*TASK INSTRUCTIONS*:
Report how many lines in the records that follow have the word "Engine" in them, giving the number and nothing more.

*RECORDS SHOWN*:
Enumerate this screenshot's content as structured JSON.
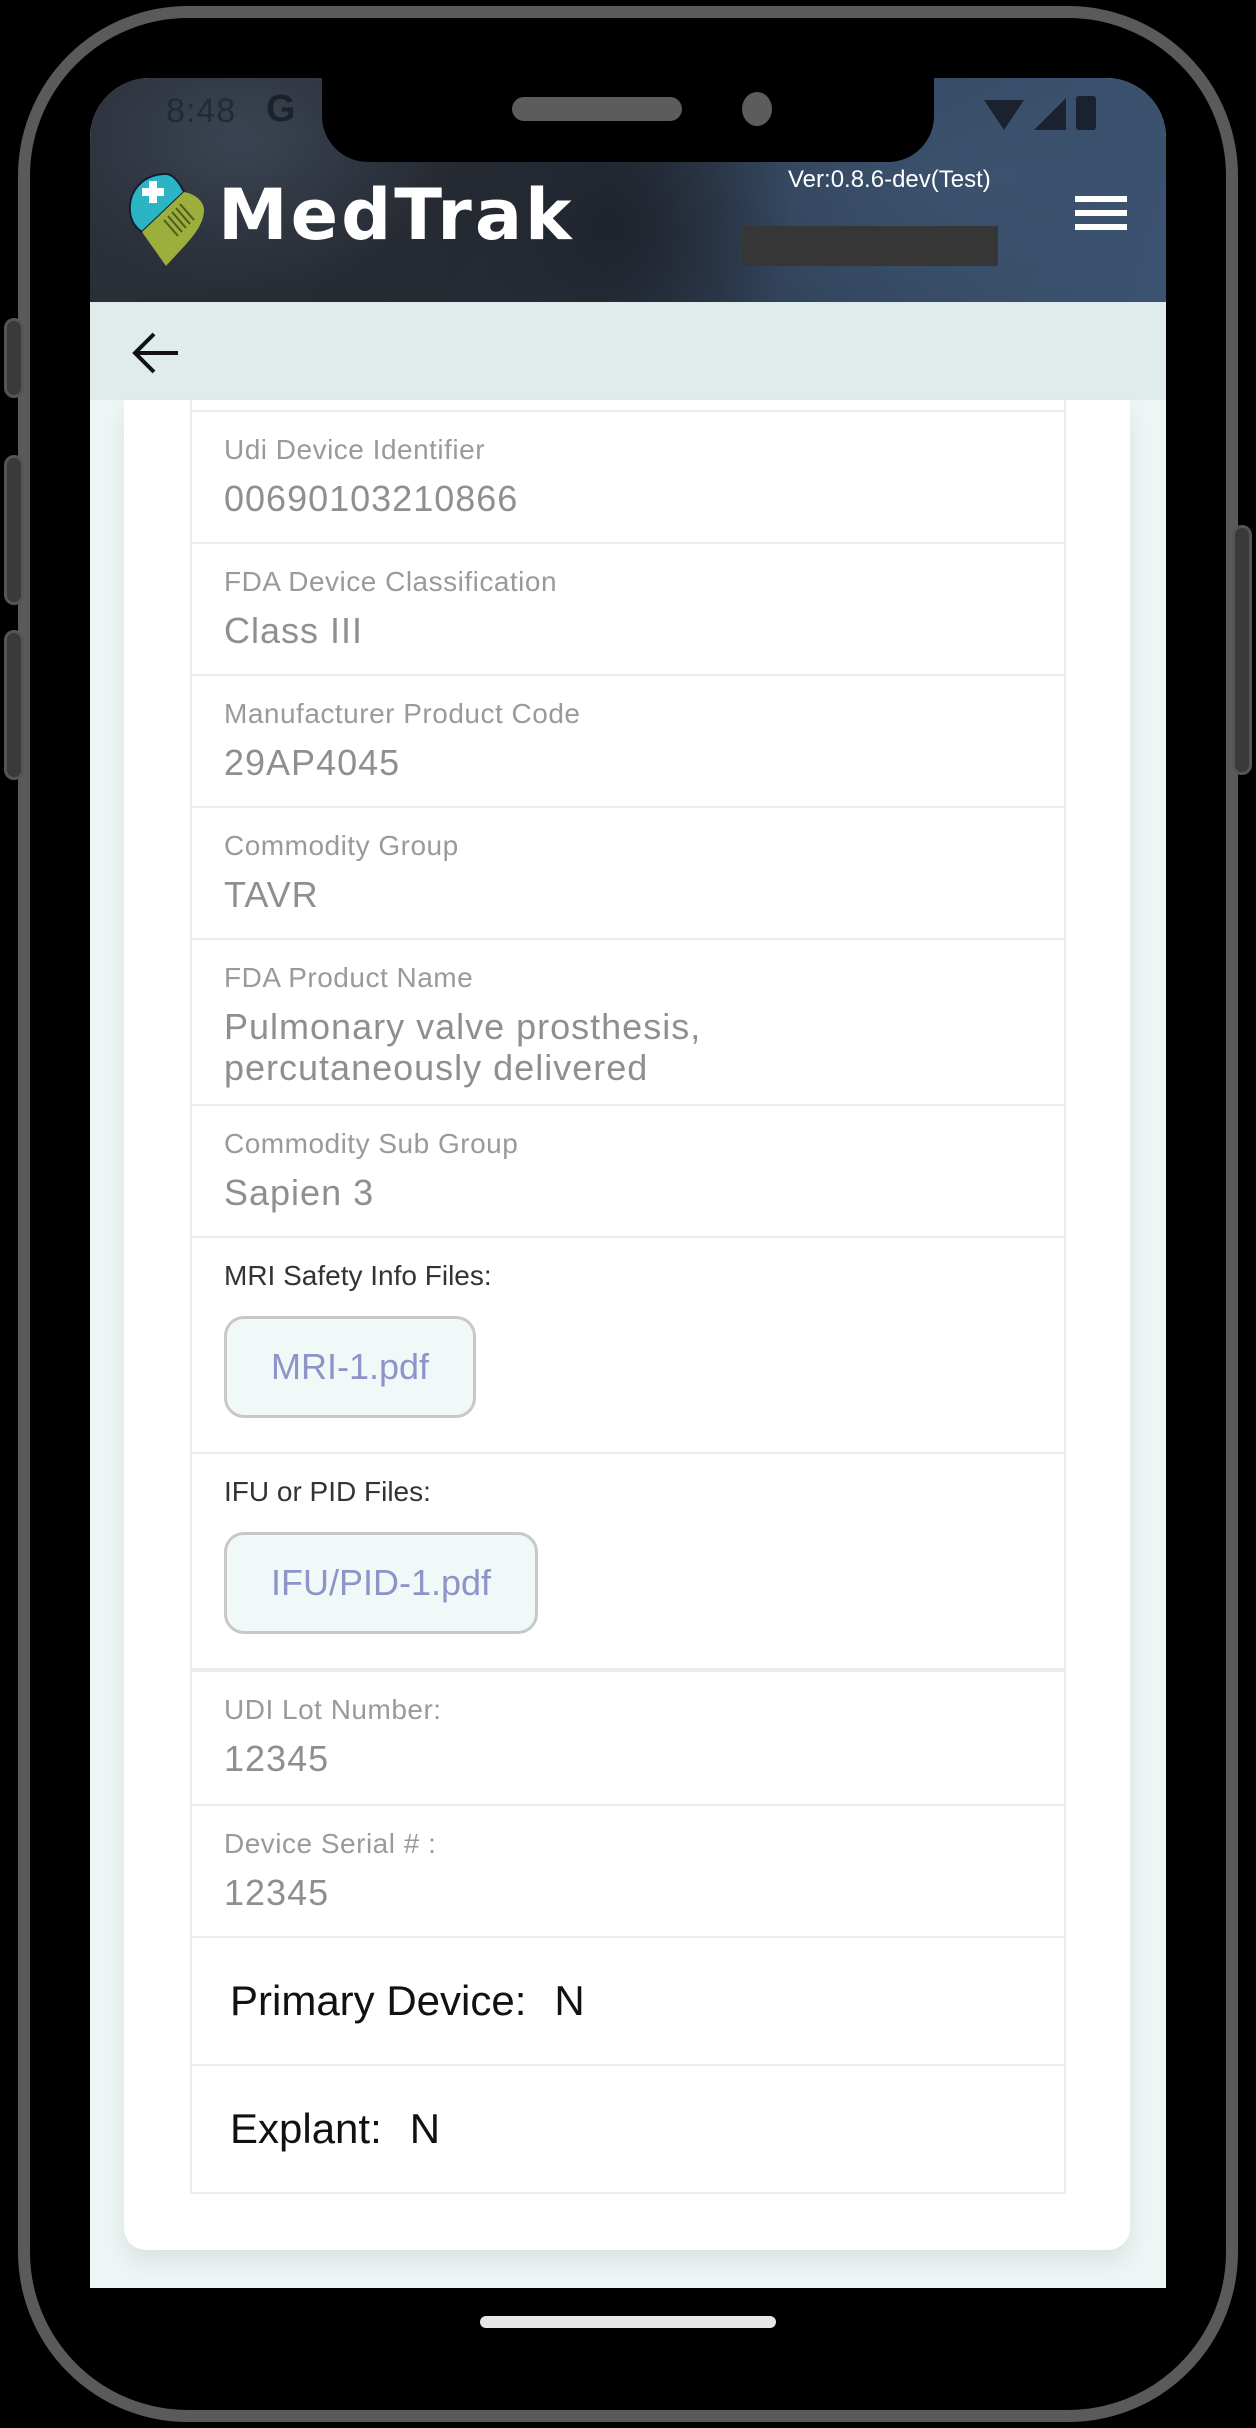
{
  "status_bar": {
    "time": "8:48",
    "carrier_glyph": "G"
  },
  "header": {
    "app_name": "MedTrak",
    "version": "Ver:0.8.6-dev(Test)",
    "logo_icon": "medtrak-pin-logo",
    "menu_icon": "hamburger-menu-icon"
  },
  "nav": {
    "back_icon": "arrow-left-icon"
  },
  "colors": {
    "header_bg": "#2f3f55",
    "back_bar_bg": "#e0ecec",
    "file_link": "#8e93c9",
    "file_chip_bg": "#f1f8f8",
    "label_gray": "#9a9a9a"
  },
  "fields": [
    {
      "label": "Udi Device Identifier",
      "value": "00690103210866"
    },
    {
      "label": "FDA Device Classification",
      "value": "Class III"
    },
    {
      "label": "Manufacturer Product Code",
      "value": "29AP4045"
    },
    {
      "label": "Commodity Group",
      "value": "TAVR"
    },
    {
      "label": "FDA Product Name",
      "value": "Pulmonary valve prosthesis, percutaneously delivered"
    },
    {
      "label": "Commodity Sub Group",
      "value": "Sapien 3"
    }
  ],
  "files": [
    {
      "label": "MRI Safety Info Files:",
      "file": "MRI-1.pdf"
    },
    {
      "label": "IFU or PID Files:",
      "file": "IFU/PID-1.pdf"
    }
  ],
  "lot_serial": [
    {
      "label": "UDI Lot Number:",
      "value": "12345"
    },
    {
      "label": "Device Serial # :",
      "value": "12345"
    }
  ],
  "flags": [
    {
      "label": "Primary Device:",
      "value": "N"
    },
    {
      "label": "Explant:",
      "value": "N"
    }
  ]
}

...

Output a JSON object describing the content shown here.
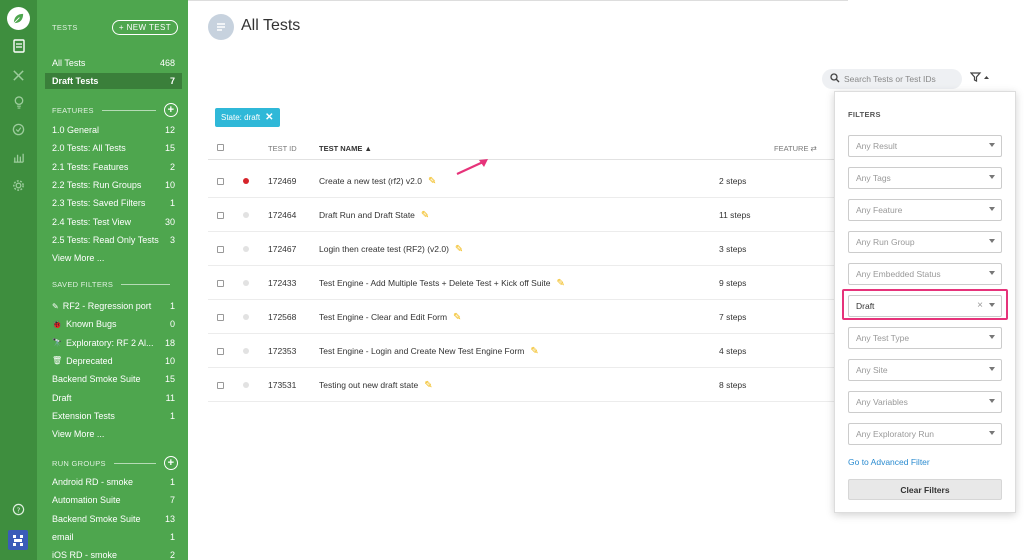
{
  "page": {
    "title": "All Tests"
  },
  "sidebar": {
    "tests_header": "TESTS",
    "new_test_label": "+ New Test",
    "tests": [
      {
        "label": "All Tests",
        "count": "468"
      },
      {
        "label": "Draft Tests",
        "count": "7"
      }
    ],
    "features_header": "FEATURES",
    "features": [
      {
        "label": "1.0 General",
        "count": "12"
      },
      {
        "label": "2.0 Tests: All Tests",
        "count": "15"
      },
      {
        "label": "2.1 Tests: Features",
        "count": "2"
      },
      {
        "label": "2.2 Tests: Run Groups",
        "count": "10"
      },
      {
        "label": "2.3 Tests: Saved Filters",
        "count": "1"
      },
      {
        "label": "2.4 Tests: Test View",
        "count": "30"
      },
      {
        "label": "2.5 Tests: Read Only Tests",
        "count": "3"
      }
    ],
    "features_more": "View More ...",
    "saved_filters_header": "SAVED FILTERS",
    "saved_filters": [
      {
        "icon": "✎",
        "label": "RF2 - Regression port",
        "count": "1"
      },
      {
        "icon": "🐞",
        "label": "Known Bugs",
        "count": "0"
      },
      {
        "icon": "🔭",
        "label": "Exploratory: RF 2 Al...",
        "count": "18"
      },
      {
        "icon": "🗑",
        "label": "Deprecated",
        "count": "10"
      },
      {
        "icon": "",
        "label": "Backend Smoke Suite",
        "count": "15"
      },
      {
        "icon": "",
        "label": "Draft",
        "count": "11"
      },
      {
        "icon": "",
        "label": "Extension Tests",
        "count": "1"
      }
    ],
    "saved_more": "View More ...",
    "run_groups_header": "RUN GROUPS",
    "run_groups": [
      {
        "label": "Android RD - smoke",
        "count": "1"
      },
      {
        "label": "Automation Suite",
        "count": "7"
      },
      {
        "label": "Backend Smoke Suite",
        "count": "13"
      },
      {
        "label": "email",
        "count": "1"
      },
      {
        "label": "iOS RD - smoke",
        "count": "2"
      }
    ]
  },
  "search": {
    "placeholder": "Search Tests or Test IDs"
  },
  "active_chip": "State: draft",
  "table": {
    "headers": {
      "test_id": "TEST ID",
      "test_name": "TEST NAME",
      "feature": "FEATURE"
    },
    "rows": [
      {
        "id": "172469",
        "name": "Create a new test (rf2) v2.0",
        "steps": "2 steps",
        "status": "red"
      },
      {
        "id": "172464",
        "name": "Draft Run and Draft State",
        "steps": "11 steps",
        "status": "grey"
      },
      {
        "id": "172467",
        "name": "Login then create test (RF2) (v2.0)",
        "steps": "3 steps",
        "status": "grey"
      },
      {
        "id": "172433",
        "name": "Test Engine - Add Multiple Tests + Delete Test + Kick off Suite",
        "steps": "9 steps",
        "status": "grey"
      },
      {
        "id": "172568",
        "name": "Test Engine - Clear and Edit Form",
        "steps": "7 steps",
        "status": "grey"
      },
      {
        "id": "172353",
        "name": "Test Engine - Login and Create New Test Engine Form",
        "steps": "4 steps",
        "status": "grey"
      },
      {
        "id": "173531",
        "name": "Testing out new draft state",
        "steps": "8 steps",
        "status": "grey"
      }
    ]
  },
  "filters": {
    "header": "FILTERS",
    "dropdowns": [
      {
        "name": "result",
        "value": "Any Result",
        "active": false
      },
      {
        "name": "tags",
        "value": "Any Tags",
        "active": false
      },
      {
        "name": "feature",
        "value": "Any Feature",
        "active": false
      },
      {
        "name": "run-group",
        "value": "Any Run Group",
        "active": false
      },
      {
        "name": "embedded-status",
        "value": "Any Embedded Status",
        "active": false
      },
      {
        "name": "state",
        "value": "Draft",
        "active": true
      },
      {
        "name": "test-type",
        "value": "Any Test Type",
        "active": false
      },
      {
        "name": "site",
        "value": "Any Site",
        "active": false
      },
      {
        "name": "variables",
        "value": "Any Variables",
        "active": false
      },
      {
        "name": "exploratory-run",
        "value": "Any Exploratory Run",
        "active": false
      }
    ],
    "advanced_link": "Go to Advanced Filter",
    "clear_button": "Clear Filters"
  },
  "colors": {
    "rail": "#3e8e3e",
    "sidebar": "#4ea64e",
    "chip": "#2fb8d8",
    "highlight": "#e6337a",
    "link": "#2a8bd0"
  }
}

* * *

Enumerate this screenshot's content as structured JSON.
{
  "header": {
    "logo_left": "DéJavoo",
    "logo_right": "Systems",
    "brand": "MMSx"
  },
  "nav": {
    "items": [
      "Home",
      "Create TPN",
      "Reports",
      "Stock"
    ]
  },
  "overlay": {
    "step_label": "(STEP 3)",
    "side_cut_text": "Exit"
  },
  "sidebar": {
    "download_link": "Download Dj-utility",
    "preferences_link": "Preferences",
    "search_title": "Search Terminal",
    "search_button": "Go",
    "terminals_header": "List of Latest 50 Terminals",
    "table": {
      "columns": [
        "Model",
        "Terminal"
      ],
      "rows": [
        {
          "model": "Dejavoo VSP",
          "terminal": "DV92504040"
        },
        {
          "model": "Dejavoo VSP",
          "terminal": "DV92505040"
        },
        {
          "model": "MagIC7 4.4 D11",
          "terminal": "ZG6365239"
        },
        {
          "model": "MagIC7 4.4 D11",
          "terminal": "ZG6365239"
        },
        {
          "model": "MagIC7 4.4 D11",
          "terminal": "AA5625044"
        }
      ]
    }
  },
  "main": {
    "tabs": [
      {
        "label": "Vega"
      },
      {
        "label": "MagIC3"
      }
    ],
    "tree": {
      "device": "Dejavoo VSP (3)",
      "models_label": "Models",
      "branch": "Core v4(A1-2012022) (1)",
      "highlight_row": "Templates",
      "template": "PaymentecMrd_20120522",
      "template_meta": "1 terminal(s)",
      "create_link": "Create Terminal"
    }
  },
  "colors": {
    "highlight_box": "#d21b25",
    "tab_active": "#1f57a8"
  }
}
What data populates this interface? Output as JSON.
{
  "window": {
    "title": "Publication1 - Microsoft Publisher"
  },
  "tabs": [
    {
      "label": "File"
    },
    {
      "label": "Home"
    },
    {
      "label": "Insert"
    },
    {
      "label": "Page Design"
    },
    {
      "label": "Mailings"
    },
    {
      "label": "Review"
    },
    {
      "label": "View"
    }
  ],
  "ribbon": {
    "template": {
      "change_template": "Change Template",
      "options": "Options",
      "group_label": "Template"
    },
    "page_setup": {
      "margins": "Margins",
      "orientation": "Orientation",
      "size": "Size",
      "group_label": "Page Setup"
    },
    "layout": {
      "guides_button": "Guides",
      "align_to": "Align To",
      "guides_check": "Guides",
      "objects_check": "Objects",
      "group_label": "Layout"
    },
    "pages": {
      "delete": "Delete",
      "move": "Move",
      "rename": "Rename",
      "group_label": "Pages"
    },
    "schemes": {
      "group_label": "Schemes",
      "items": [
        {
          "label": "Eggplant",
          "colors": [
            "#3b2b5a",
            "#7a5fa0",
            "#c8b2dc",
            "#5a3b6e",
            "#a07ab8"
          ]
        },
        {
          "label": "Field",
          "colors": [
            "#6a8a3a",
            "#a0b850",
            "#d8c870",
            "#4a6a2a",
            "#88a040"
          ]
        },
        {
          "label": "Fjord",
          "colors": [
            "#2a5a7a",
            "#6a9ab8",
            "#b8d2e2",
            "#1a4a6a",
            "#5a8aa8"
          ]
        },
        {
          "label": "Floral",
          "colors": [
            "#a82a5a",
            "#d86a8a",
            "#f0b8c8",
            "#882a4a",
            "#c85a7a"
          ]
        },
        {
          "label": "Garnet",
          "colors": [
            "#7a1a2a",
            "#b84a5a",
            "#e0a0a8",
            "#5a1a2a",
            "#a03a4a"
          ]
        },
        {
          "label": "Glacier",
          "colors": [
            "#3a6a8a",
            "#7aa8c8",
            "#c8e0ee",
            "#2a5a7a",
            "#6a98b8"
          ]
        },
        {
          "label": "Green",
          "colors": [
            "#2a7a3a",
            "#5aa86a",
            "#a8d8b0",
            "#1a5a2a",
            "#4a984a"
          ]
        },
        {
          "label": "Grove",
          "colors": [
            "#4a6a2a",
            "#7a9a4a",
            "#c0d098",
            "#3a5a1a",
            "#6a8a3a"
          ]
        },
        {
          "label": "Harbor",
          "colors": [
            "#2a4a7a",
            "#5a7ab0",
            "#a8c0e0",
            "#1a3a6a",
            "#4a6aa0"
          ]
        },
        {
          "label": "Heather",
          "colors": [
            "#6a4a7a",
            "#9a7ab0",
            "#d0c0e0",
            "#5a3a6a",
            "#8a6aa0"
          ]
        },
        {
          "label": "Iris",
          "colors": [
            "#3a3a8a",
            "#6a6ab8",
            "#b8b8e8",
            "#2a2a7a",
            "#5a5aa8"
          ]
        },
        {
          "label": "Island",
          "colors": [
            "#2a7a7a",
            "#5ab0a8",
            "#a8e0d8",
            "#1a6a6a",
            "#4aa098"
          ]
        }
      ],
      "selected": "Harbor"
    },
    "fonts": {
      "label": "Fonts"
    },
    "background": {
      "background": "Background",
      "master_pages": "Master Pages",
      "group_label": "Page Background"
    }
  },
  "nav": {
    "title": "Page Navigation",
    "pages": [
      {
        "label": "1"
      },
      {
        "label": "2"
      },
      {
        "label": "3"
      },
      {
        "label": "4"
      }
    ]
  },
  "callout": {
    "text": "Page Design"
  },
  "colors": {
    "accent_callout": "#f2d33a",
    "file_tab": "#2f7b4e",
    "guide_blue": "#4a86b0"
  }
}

*TASK SOLUTION*:
3